Review: The Death and Life of Aida Hernandez: A Border Story
by Aaron Bobrow-Strain (FSG, 2019)

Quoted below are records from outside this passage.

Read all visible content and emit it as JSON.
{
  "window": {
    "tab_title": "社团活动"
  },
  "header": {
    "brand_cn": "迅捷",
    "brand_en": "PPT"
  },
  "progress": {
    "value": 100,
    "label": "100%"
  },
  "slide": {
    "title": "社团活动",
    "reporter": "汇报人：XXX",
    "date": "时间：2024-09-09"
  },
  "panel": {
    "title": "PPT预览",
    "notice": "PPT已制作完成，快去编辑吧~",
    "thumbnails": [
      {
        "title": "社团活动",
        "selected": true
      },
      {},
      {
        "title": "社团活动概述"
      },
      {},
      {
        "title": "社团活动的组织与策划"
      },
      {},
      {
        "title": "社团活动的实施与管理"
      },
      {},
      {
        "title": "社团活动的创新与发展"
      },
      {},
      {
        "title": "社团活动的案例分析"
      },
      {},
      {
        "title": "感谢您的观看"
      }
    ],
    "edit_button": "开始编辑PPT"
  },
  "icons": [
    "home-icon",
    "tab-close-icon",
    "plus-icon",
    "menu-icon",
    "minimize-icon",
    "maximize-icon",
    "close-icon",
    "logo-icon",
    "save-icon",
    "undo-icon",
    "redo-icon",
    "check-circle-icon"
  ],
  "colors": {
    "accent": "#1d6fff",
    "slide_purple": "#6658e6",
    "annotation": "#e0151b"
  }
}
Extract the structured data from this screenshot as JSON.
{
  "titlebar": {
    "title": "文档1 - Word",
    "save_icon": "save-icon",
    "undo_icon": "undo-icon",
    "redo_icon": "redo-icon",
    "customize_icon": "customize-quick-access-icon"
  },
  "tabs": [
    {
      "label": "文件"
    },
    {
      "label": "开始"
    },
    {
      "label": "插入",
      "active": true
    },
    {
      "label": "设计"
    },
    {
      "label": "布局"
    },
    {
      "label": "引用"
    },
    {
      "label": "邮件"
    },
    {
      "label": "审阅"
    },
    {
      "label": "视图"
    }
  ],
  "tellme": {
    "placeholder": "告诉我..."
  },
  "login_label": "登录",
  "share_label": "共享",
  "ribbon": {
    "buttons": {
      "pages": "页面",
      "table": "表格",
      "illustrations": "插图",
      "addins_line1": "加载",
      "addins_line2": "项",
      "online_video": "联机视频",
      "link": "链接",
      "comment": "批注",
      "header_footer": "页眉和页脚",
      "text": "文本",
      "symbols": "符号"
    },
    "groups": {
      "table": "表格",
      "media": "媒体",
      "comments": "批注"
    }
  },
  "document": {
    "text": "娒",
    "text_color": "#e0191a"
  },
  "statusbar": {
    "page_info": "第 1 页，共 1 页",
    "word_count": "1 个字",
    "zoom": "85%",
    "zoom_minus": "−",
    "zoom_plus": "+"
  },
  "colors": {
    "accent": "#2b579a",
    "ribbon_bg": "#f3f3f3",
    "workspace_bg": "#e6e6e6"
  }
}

This true, heartbreaking account engages with excellent storytelling to explore the unique life experience of a young woman who struggles to build a safe life for herself and her son. Aida Hernandez, born in Mexico in 1987, comes of age between worlds, criss-crossing the Arizona/Mexico border because of school, work, and family ties. Characters are real people, although the author has disguised some names (including Aida's) for many reasons. Author Bobrow-Strain is a professor of politics at Whitman College who lived and worked along the Arizona/Mexico border for four years. Aida collaborated with Mr. Bobrow-Strain while he was writing the book. Aida's personal story is braided with background details about Mexican history and the legacy of immigration economics and enforcement along the Mexican/American border. The book also describes complexities of immigration law in order to illuminate the context of Aida’s particular experience seeking legal permanent residency in the United States. As of July, 2019, thousands of people still wait in detention for their asylum or deportation cases to be processed. The Death and Life of Aida Hernandez is a vital, excellent choice for book groups who want a substantial, in-depth look at one particular family existing in the vortex of contemporary Mexican/American border politics.